Source from: http://stackoverflow.com/questions/15993062/bash-scripting-missing
I am getting an error ./test.sh: line 13: [: missing `]’ in the file test.sh I tried using brackets and other options such as -a or by checking the size of the file p1 but the error is always there and the else statement is always executed irrespective of the input given.I even tried by removing the ; in line 13 but it didn’t help. test.sh
echo "Enter app name"
top -b -n 1 > topLog.log
#-w checks for the whole word not and sub string from that word
grep -w "$y" topLog.log > p1
#-s option checks if the file p1 is present or not
if [ -s "p1"]; #line 13
echo "Successful "
I am new to bash scripting.So if there is any silly mistake please excuse me.
if [ -s "p1"]; #line 13
if [ -s "p1" ]; #line 13
note the space.
Source from: http://www.theperfectarts.com/2009/11/how-to-change-timezone-on-linux-server/#.UtZ-ABXI9ok
You can change the time zone for your server by using following command.
Wed Nov 11 19:30:29 EST 2009
For example we are changing time zone from EST to GMT.
root@admin[~]#ln -sf /usr/share/zoneinfo/GMT /etc/localtime
Using the above command make sure systems you want to sync have the same timezone before using ptpd.

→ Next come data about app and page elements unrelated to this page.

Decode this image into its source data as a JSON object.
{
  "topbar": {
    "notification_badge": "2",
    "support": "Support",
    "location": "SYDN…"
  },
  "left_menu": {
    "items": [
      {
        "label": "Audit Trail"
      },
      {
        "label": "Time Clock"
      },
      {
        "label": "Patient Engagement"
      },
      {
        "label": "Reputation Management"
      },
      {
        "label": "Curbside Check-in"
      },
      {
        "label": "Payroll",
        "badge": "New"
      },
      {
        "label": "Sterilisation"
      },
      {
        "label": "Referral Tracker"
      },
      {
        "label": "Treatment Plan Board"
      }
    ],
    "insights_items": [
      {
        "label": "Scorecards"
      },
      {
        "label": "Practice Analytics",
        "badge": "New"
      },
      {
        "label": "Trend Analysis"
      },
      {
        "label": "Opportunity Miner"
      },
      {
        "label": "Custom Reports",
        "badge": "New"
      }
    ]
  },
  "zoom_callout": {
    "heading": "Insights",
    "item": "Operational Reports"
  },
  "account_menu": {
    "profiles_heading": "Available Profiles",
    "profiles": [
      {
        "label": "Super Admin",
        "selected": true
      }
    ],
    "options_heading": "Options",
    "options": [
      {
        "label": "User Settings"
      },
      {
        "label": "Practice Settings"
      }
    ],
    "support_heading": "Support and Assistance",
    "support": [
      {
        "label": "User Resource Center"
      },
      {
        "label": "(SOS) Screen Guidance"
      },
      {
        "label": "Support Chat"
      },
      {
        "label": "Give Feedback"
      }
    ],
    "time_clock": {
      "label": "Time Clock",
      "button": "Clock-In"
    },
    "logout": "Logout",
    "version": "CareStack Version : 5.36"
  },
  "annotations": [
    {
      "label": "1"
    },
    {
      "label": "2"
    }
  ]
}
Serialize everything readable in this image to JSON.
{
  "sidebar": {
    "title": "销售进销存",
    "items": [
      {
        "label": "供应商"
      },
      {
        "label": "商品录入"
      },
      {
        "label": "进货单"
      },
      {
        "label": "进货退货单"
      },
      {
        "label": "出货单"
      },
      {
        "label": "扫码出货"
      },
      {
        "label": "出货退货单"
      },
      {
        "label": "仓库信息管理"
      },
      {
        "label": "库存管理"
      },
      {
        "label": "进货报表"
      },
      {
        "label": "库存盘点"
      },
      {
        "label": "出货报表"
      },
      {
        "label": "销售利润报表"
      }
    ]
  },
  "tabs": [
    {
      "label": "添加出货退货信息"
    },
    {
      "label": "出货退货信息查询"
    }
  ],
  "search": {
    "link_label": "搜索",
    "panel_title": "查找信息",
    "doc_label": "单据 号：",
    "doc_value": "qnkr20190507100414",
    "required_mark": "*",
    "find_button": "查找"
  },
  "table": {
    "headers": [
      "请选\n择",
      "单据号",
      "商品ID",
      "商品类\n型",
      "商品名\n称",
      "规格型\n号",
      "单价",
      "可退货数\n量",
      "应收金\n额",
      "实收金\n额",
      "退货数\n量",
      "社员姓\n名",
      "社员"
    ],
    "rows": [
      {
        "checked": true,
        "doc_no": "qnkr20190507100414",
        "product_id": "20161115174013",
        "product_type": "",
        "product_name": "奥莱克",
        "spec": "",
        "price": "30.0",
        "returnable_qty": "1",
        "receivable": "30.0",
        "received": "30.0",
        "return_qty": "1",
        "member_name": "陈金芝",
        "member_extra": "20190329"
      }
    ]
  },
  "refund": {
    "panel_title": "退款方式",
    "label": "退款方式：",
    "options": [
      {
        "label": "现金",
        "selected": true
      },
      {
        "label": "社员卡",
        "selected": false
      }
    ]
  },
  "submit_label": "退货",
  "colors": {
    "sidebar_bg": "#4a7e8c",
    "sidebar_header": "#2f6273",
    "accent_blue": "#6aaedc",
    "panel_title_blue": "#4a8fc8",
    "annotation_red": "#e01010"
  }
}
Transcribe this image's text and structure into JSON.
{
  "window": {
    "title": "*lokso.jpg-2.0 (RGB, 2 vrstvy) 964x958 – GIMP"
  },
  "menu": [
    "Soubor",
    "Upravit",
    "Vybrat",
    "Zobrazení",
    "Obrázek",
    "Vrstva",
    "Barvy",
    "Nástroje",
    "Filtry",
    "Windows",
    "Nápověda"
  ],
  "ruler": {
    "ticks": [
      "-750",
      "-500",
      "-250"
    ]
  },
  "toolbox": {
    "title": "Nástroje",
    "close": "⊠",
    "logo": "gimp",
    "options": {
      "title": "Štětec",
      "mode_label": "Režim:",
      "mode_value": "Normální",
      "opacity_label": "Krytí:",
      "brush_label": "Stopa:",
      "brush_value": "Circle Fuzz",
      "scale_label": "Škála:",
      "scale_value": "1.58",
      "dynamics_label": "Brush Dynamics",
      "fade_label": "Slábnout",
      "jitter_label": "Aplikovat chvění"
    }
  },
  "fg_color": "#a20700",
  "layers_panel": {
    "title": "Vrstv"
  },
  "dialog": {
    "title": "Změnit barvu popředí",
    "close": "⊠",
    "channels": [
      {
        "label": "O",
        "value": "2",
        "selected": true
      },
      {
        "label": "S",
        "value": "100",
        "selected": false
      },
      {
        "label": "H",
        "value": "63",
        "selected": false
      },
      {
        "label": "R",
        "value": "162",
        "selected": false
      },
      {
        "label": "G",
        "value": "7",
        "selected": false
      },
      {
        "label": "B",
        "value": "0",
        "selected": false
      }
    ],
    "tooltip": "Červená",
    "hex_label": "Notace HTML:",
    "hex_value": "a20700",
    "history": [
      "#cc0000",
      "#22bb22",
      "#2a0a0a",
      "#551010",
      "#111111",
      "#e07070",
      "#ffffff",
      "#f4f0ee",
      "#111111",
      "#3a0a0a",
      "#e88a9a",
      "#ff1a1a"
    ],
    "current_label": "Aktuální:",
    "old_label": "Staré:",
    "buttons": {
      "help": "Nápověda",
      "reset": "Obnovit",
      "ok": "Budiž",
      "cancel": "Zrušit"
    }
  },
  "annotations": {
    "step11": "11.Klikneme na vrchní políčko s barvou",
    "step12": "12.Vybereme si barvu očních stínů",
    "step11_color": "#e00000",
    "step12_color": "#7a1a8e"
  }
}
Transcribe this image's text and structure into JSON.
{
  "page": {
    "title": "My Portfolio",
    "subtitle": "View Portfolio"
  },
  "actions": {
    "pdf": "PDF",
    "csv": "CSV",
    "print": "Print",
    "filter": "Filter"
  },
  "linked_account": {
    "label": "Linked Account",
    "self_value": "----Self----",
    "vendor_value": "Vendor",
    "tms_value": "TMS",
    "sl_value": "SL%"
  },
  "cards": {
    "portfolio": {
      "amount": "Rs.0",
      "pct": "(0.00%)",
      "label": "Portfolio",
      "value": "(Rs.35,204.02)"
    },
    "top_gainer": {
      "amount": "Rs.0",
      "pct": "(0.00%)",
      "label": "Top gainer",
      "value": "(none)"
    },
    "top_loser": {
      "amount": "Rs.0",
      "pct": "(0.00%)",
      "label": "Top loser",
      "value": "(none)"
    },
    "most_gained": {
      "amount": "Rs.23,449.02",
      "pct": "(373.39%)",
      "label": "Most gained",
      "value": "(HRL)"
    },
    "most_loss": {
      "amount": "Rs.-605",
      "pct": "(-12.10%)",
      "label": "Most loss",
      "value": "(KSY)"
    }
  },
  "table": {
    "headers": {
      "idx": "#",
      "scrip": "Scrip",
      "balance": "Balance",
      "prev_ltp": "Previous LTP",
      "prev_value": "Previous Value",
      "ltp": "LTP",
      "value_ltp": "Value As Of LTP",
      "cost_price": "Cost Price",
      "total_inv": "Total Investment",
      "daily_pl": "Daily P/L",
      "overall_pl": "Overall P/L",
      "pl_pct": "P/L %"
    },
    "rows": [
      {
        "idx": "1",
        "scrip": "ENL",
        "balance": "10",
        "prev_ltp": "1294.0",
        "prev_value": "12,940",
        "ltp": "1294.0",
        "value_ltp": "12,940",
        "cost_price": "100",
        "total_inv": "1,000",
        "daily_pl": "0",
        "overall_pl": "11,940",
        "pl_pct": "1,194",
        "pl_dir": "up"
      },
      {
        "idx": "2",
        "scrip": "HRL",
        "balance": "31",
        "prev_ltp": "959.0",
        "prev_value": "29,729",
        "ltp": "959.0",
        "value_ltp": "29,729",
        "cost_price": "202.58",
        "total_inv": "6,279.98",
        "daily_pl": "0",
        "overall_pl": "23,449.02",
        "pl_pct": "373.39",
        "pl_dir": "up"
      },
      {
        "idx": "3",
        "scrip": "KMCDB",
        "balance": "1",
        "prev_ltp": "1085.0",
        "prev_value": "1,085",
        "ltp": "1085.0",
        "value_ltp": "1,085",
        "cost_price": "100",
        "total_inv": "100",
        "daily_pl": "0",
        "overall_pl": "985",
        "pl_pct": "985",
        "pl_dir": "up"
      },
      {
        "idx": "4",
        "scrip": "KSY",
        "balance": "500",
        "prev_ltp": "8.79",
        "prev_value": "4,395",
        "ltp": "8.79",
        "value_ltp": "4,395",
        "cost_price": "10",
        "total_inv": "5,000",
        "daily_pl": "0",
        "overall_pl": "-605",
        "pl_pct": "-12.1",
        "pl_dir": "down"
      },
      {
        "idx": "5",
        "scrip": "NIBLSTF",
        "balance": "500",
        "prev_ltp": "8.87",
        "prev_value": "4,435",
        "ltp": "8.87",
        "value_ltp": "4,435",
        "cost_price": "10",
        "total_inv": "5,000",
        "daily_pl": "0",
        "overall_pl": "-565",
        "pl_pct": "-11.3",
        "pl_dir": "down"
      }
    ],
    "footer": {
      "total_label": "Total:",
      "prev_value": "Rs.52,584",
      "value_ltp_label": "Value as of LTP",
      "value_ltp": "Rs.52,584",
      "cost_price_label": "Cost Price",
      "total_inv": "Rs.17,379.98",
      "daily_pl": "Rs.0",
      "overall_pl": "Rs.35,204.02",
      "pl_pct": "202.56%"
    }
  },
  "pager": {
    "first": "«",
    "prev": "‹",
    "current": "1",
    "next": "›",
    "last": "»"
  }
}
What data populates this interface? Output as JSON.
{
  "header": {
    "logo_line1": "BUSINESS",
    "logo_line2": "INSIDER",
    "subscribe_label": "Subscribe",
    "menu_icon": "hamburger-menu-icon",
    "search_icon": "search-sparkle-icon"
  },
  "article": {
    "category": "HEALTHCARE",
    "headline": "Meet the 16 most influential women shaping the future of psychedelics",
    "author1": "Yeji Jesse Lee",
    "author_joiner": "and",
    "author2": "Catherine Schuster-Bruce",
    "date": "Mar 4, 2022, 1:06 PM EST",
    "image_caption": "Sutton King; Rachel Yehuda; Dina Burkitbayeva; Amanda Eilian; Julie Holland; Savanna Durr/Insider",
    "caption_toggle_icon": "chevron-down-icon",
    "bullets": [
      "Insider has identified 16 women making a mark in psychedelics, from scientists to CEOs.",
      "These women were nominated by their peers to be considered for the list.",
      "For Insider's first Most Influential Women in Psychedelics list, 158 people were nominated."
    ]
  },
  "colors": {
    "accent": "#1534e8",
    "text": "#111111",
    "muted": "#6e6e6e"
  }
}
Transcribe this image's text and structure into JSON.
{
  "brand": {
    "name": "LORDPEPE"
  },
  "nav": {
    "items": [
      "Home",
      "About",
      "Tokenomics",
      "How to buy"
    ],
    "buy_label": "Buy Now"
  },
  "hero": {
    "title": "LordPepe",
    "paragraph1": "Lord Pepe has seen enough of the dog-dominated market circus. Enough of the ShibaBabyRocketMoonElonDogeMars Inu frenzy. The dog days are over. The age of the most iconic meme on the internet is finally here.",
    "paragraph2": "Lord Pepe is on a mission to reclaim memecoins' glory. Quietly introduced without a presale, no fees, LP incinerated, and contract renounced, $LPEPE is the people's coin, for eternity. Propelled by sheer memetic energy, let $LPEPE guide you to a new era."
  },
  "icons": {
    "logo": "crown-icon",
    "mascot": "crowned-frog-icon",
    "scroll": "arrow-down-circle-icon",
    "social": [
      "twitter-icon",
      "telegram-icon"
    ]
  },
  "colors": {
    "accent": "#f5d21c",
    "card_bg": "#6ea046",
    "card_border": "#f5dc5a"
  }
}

Source from: http://dev.couchrausch.de/degenhard/setting-up-ptpd-in-a-local-lan/
This is a short tutorial on setting up the Precsision Time Protocol (PTP) in a local LAN to synchronize time between the conneted hosts.
PTP is in comparison to NTP designed for matching the timebase of local host regardless the actual real worlds time.
It measures the delay a messaege has to get from peer A to peer B and calulates the resulting offsets so A and B have the exact same timebase.
A video explaining very friendly how it works can be found here PTP Introduction.
We suppose that you are running two debian (or similar) hosts in a local LAN with subnet address 192.168.1.0.
First step is to disable the probably running NTP daemon.
sudo /etc/init.d/ntp stop
Then prevent it from starting again at boot time.
sudo update-rc.d -f ntp remove
Now get the ptpd package via apt-get:
sudo apt-get install ptpd
First you can test by starting ptpd on the commandline to see if all is working.
Choose the master and type:
ptpd -c -b eth0 -h -D
On the slaves use same command with the -g switch:
ptpd -c -g -b bond0 -h -D
It takes some seconds to start, but then you should see the slave starting to print stats.
To activate the daemon, so it starts at boot time edit the /etc/defaults/ptpd file.
START_DAEMON=no to yes
and add the commandline switches to
PTPD_OPTS=”-b bond0 -h” for the master and
PTPD_OPTS=”-g -b bond0 -h” for the slaves.
that should be all you have to do.
Consumer Electric Show is not only for TVs and smartphone but for robots!
Check this out.
Source from: http://robohub.org/7-consumer-robots-to-look-out-for-from-ces-2014/
This year’s CES in Las Vegas showcased some of the latest technologies from both established and up-and-coming robotics companies. Drones, telepresence robots, automated cleaning devices and entertaining toys filled the exhibit booths at the Robotics TechZone as visitors crowded around the demonstration areas for up close views. Yet for most founders the excitement of releasing a new robotics technology is often tempered with the reality of high hurdles to mass customer adoption and tepid (but growing) interest from venture capitalists to provide funding. Consumer robotics companies are still battling customers’ hesitance to adopt “robotic” technology. On top of that, convincing customers of the technology’s true lifetime value, finding the technological sweetspot of facilitating tasks without drastically altering user routines, and marketing to the right customer segment introduce even more barriers along the road to mass customer adoption.
Even so, the market for consumer robotics is growing. The International Federation of Robotics estimated the 2012 market size at $1.2B with expectations to grow to $6.5B by 2016. In a panel discussion on the future of consumer robotics, Matt Fisher, founder of KumoTek Robotics said that in order to be successful robotics companies have to shift away from being gadgets and show customers a return on investment. Paolo Pirjanian, CTO of iRobot, said that companies must focus on the core value they present to the customer.
Buzz and publicity often don’t translate into high sales numbers (Anchorman 2 anyone?) and from a company’s line of products perhaps only one or two will find mass appeal with customers. After speaking with founders and exhibitors at CES, here are the seven consumer robotic products that have the highest potential for mass customer adoption based on the strength of their value proposition to their intended market segment. Some of these robots are still in pilot tests while others have paying customers.